Abdullah Abdullah claims victory in Afghanistan election
Abdullah Abdullah, Afghanistan's chief executive and President Ashraf Ghani's top rival, has claimed victory after the first round of voting in the presidential election over the weekend, though official counting is still under way.
"We have the most votes in this election," Abdullah said at a news conference on Monday.
"The results will be announced by the IEC [Independent Election Commission], but we have the most votes. The election is not going to go to a second round."
Abdullah, who is seeking the presidency for the third time after losing in 2009 and 2014, said his team would "make the new government".
Abdullah has shared power with Ghani over the past five years in a so-called unity government formed by the United States in the wake of allegations of widespread fraud and corruption in the 2014 polls.
Electoral body slams Abdullah
Senior IEC official Habib Rahman Nang immediately slammed Abdullah's announcement as premature.

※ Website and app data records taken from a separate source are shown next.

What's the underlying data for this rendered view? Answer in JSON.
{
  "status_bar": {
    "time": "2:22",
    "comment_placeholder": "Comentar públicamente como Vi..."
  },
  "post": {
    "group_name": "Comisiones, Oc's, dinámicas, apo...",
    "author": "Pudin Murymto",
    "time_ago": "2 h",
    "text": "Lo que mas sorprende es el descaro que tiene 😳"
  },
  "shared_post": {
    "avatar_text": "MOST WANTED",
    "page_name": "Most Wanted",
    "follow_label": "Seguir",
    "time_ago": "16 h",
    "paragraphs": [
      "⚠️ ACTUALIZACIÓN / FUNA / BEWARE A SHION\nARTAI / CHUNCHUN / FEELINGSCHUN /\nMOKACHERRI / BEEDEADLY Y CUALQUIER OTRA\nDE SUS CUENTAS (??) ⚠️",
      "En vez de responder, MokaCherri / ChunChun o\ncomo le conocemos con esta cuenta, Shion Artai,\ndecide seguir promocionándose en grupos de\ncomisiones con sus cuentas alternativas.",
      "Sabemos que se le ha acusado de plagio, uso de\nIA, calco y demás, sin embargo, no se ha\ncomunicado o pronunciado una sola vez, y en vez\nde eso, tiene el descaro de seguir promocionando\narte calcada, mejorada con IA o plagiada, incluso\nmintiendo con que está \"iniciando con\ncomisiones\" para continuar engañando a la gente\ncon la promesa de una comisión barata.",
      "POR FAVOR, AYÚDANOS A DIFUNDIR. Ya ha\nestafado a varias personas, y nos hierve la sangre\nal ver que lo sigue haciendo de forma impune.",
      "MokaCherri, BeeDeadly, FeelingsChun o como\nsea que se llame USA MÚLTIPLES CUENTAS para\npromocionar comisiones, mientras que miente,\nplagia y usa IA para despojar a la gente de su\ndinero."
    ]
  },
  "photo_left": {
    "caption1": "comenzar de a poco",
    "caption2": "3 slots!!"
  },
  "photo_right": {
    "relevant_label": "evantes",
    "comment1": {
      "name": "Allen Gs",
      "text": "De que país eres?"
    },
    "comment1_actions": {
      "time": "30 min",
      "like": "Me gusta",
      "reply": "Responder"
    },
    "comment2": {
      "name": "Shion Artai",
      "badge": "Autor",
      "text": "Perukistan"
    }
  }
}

"No candidate has the right to declare himself the winner," he said. "According to the law, it is the IEC that decides who is the winner."
Results are not expected until October 19. Candidates need more than 50 percent of the vote to be declared an outright winner, or else the top two will head for a second round in November.
The vote held on Saturday saw a low turnout because of the threat of attacks, a muted campaign and concerns over fraud.
Election officials have said the result would be the purest yet, with equipment such as biometric fingerprint readers and better training for poll workers ensuring the vote was fair.
However, Abdullah claimed in Monday's remarks that "some government officials" meddled in the election process. He did not give any details on his allegation.
His remarks follow the release on social media of several videos purporting to show election workers stuffing ballots.
United Nations Secretary-General Antonio Guterres earlier commended "all Afghans who exercised their democratic voice", and "congratulates them on their commitment to selecting their leaders through the ballot box."
Authorities heralded Saturday's election as a success because the Taliban was unable to pull off a large-scale attack resulting in high casualty numbers, and there were fewer technical difficulties than some had feared.